Snapchat has a distinctive mix of user generated content, premium content and even augmented reality. And that’s just the beginning. Most platforms when the user goes in, there is a sense of what it feels like. And when the user goes into Snapchat, this is indeed what it feels like and perhaps it’s that sense of ownership that the users appreciate.
“Often, when you think of social media, the first thing that comes to mind is the feed. It’s algorithmic based. I have all these click-baity headlines,” relates Bhaskaran. “In Snap, you actually open up to the camera. And then if you want, you choose to go to the discover tab, which is where all of the content is. Some of it, yes, is user generated, but a lot of it is premium content, because Snap has a lot of partnerships. And we have our own shows as well. So you choose to then pick the content you want to watch, and continue watching. I think it gives users a sense of control and curation, if you will, in terms of what they want to watch, which I think a lot of them who use the platform appreciate.”
There is a user first context to the way Snapchat operates. It’s a philosophy that was intended when the app was designed.
“It’s all about connections and that was why the app was built,” says Bhaskaran. “And it’s not connection with the world, but it’s connection with close friends and family. That’s why it opens up the camera. You take a snap. And the first thing you do is you send it to a close network of family and friends. It’s not an app where you have thousands of followers. It’s just close people that you connect with. And then when you want to switch and have that element of entertainment and that’s when you’ll move on to the discover tab.”
Snapchat was also a pioneer in the early days of augmented reality (AR), a specialty that continues to this day.
“Just like any trend or product that comes out first, people were trying to figure out how to use AR. And Snapchat went all in. The first iterations of it were more geared towards entertainment. But slowly, you started to see the utility behind AR. And the Snap camera also in terms of all its features, then became pretty advanced, given all the investment that the company made behind that technology.”
Slowly, consumers began to leverage the AR function to try on different shades of lipstick or mascara or earrings.
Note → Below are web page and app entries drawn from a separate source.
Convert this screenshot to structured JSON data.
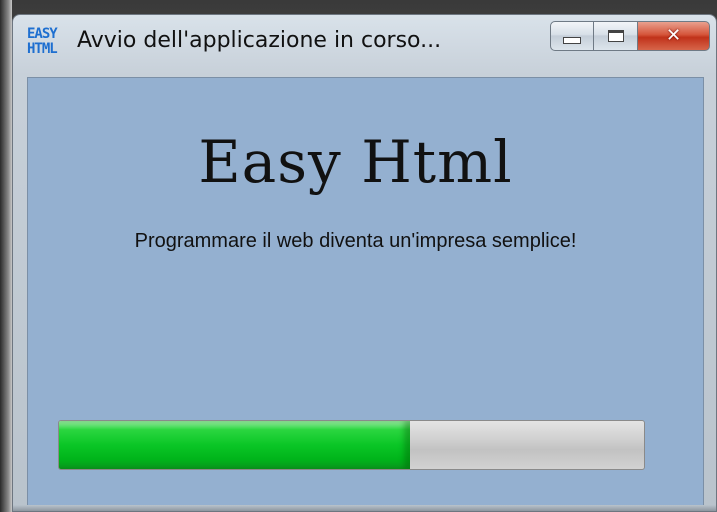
{
  "window": {
    "title": "Avvio dell'applicazione in corso...",
    "app_icon_text_line1": "EASY",
    "app_icon_text_line2": "HTML",
    "caption_buttons": {
      "minimize": "minimize",
      "maximize": "maximize",
      "close": "close"
    },
    "colors": {
      "client_background": "#94b0d0",
      "close_button": "#c0321a",
      "progress_fill": "#0ac626",
      "progress_track": "#cfcfcf"
    }
  },
  "splash": {
    "heading": "Easy Html",
    "subtitle": "Programmare il web diventa un'impresa semplice!"
  },
  "progress": {
    "fraction": 0.6
  },
  "icons": [
    "app-logo-icon",
    "minimize-icon",
    "maximize-icon",
    "close-icon"
  ]
}
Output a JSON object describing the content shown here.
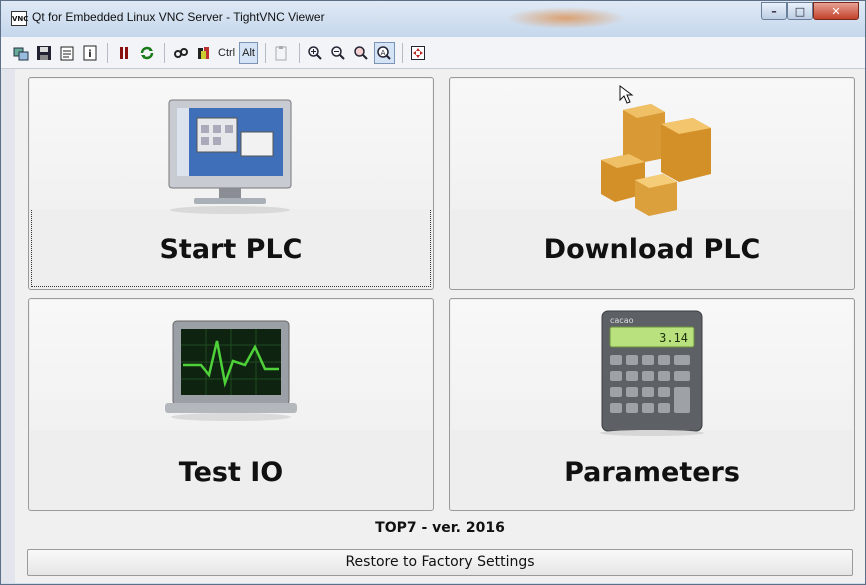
{
  "window": {
    "title": "Qt for Embedded Linux VNC Server - TightVNC Viewer",
    "app_icon_text": "VNC",
    "controls": {
      "minimize": "–",
      "maximize": "□",
      "close": "✕"
    }
  },
  "toolbar": {
    "ctrl_label": "Ctrl",
    "alt_label": "Alt",
    "icons": [
      "new-connection-icon",
      "save-icon",
      "options-icon",
      "info-icon",
      "pause-icon",
      "refresh-icon",
      "ctrl-alt-del-icon",
      "send-keys-icon",
      "ctrl-key-icon",
      "alt-key-icon",
      "clipboard-icon",
      "zoom-in-icon",
      "zoom-out-icon",
      "zoom-100-icon",
      "zoom-fit-icon",
      "fullscreen-icon"
    ]
  },
  "tiles": {
    "start_plc": "Start PLC",
    "download_plc": "Download PLC",
    "test_io": "Test IO",
    "parameters": "Parameters"
  },
  "calculator": {
    "brand": "cacao",
    "display": "3.14"
  },
  "footer": {
    "version": "TOP7 - ver. 2016",
    "restore_button": "Restore to Factory Settings"
  },
  "colors": {
    "title_bar": "#c5d7ec",
    "close_button": "#c3422c",
    "panel_bg": "#eeeeee",
    "monitor_green": "#4fd13a"
  }
}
Then shoes. “And then you’re like, OK, how can we scan dimensions so I can upload a whole wardrobe from a retailer, and then you can try on different jackets. And then can I test drive a car which you can in this lens or gamification? So now it’s gotten so prevalent that the AR now lives outside the app,” she says.
The focus on AR has grown beyond Snap’s virtual walls. “We actually offer kits to companies so that they can embed this AR into their own asset, whether it’s their app or their store. We’ve done that with Puma. So if you go to their website or their app, the augmented reality is actually powered by Snap. We’re almost kind of democratizing the use of AR because technology has become so advanced that you can actually use it in place of the actual store visit,” says Bhaskaran.
In terms of lessons learned from the focus on technology, Snap has done a study about how AR is used in commerce, in particular on how it might impact returns.
Bhaskaran notes, “The statistic is something like 66% of consumers who use AR, say that it’s going to help reduce their returns. I think that has huge implications as a retailer and as a company managing returns. And I think from a societal perspective, it has huge implications on sustainability. I think COVID kind of accelerated that AR trend as well.”
Speaking of consumers, Snap is known for its heavy use by Generation Z. Just what make it so engaging to Gen Z?
“In the U.S., it’s about 90% of Gen Z has Snapchat. And I think Snapchat always captured Gen Z’s attention because it was all about that close connection. You’re not chasing likes and comments. And the ephemerality of the app as well. It doesn’t stay on to haunt you. You know, your post coming back ten years later.”
So Snapchat became an easy way to communicate with friends, and now it’s become an essential way to communicate with friends. And that, of course, ties into the camera that has the AR functions, then you have the content and the shows that you want to watch. “It almost becomes like an app that satisfies several purposes that Gen Z has,” she notes.
It also serves the purpose of serving advertisements. “We were one of the first platforms to actually introduce full screen vertical videos, because we were always a mobile only app, and only recently we launched our desktop version. We always felt that our ad loads full screen. It’s not like on the corner, it’s not half a screen in a feed that you scroll. So surely we are taking up more space on the phone. So we should have more attention.”
Bhaskaran notes that in the company’s research, it dug deeper into why users were giving it more attention. Was it the format? The platform? “We knew that consumers used it for that close network and to connect with family and friends. Does that put them in a more positive mind state to be more receptive to ads? And we decided to test that hypothesis last year, and it came out to be true. I expected our attention numbers to be good. I was not expecting them to be that good, like twice as much attention compared to other platforms. So I feel a lot has to do with the full screen format or AR, which is immersive.”
She adds, “It’s always about putting users first in terms of design and then everything else will follow. I think when we designed the app and thought about monetizing and looked at app formats, we wanted something that gives more control, just like everything else on the app, to the user.”